Aim of the task:
Write out the entire listing exactly, so that each line matches the original.

::::

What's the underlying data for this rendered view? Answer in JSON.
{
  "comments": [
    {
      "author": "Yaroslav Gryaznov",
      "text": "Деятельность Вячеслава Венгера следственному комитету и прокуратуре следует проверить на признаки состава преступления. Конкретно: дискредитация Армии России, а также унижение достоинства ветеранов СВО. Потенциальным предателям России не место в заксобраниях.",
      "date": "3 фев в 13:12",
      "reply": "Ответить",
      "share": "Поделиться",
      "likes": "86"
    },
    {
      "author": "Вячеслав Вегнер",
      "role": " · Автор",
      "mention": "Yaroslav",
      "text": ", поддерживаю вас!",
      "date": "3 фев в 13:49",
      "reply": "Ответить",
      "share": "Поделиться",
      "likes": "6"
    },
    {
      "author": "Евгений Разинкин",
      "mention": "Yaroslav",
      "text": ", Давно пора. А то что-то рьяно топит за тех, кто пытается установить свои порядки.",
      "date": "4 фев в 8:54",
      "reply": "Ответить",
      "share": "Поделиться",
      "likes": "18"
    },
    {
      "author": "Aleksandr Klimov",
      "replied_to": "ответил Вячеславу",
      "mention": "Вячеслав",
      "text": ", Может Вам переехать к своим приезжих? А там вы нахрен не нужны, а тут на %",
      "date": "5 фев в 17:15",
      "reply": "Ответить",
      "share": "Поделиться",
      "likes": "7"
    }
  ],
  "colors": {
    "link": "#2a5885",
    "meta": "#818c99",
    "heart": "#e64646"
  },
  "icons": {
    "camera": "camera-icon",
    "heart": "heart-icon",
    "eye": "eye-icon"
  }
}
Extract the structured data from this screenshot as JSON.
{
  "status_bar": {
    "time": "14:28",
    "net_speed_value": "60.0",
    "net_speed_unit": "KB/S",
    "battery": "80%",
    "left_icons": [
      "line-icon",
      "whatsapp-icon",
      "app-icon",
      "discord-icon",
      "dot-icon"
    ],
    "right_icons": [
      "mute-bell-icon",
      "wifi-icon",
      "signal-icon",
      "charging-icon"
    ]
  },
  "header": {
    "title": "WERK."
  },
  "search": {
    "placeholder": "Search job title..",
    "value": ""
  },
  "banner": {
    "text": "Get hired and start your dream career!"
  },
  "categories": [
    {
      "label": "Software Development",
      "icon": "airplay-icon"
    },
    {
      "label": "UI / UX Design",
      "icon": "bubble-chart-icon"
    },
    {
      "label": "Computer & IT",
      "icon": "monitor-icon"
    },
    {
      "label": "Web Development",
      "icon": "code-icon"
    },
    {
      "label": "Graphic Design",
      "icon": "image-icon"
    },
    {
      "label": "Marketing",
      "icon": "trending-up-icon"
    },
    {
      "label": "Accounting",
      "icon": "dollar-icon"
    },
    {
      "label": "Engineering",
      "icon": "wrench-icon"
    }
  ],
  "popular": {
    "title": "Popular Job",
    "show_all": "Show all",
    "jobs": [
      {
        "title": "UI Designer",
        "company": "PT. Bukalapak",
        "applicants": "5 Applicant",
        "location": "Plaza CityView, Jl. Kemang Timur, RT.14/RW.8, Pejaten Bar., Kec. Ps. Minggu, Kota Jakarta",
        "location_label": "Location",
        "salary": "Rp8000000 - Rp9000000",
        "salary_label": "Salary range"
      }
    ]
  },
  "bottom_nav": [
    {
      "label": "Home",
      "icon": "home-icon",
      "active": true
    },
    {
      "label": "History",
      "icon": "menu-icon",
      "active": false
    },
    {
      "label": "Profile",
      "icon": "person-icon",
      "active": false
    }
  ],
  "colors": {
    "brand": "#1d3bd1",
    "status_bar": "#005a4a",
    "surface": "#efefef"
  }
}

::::

Response area:
What's the underlying data for this rendered view? Answer in JSON.
{
  "comments": [
    {
      "author": "Yaroslav Gryaznov",
      "text": "Деятельность Вячеслава Венгера следственному комитету и прокуратуре следует проверить на признаки состава преступления. Конкретно: дискредитация Армии России, а также унижение достоинства ветеранов СВО. Потенциальным предателям России не место в заксобраниях.",
      "date": "3 фев в 13:12",
      "reply": "Ответить",
      "share": "Поделиться",
      "likes": "86"
    },
    {
      "author": "Вячеслав Вегнер",
      "role": " · Автор",
      "mention": "Yaroslav",
      "text": ", поддерживаю вас!",
      "date": "3 фев в 13:49",
      "reply": "Ответить",
      "share": "Поделиться",
      "likes": "6"
    },
    {
      "author": "Евгений Разинкин",
      "mention": "Yaroslav",
      "text": ", Давно пора. А то что-то рьяно топит за тех, кто пытается установить свои порядки.",
      "date": "4 фев в 8:54",
      "reply": "Ответить",
      "share": "Поделиться",
      "likes": "18"
    },
    {
      "author": "Aleksandr Klimov",
      "replied_to": "ответил Вячеславу",
      "mention": "Вячеслав",
      "text": ", Может Вам переехать к своим приезжих? А там вы нахрен не нужны, а тут на %",
      "date": "5 фев в 17:15",
      "reply": "Ответить",
      "share": "Поделиться",
      "likes": "7"
    }
  ],
  "colors": {
    "link": "#2a5885",
    "meta": "#818c99",
    "heart": "#e64646"
  },
  "icons": {
    "camera": "camera-icon",
    "heart": "heart-icon",
    "eye": "eye-icon"
  }
}
Extract the structured data from this screenshot as JSON.
{
  "status_bar": {
    "time": "14:28",
    "net_speed_value": "60.0",
    "net_speed_unit": "KB/S",
    "battery": "80%",
    "left_icons": [
      "line-icon",
      "whatsapp-icon",
      "app-icon",
      "discord-icon",
      "dot-icon"
    ],
    "right_icons": [
      "mute-bell-icon",
      "wifi-icon",
      "signal-icon",
      "charging-icon"
    ]
  },
  "header": {
    "title": "WERK."
  },
  "search": {
    "placeholder": "Search job title..",
    "value": ""
  },
  "banner": {
    "text": "Get hired and start your dream career!"
  },
  "categories": [
    {
      "label": "Software Development",
      "icon": "airplay-icon"
    },
    {
      "label": "UI / UX Design",
      "icon": "bubble-chart-icon"
    },
    {
      "label": "Computer & IT",
      "icon": "monitor-icon"
    },
    {
      "label": "Web Development",
      "icon": "code-icon"
    },
    {
      "label": "Graphic Design",
      "icon": "image-icon"
    },
    {
      "label": "Marketing",
      "icon": "trending-up-icon"
    },
    {
      "label": "Accounting",
      "icon": "dollar-icon"
    },
    {
      "label": "Engineering",
      "icon": "wrench-icon"
    }
  ],
  "popular": {
    "title": "Popular Job",
    "show_all": "Show all",
    "jobs": [
      {
        "title": "UI Designer",
        "company": "PT. Bukalapak",
        "applicants": "5 Applicant",
        "location": "Plaza CityView, Jl. Kemang Timur, RT.14/RW.8, Pejaten Bar., Kec. Ps. Minggu, Kota Jakarta",
        "location_label": "Location",
        "salary": "Rp8000000 - Rp9000000",
        "salary_label": "Salary range"
      }
    ]
  },
  "bottom_nav": [
    {
      "label": "Home",
      "icon": "home-icon",
      "active": true
    },
    {
      "label": "History",
      "icon": "menu-icon",
      "active": false
    },
    {
      "label": "Profile",
      "icon": "person-icon",
      "active": false
    }
  ],
  "colors": {
    "brand": "#1d3bd1",
    "status_bar": "#005a4a",
    "surface": "#efefef"
  }
}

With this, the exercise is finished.